*** Block opens ***
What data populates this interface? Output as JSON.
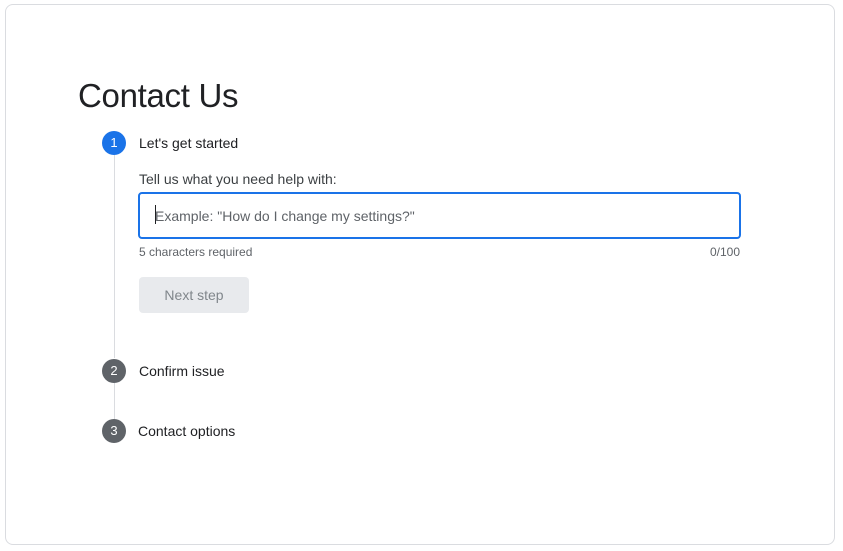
{
  "page": {
    "title": "Contact Us"
  },
  "steps": [
    {
      "number": "1",
      "label": "Let's get started",
      "state": "active"
    },
    {
      "number": "2",
      "label": "Confirm issue",
      "state": "inactive"
    },
    {
      "number": "3",
      "label": "Contact options",
      "state": "inactive"
    }
  ],
  "form": {
    "prompt": "Tell us what you need help with:",
    "input_value": "",
    "input_placeholder": "Example: \"How do I change my settings?\"",
    "hint": "5 characters required",
    "counter": "0/100",
    "next_button_label": "Next step",
    "next_button_disabled": true
  },
  "colors": {
    "accent": "#1a73e8",
    "inactive_step": "#5f6368",
    "disabled_button_bg": "#e8eaed",
    "disabled_button_text": "#80868b",
    "border": "#dadce0"
  }
}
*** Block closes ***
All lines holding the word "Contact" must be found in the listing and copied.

    "title": "Contact Us"
      "label": "Contact options",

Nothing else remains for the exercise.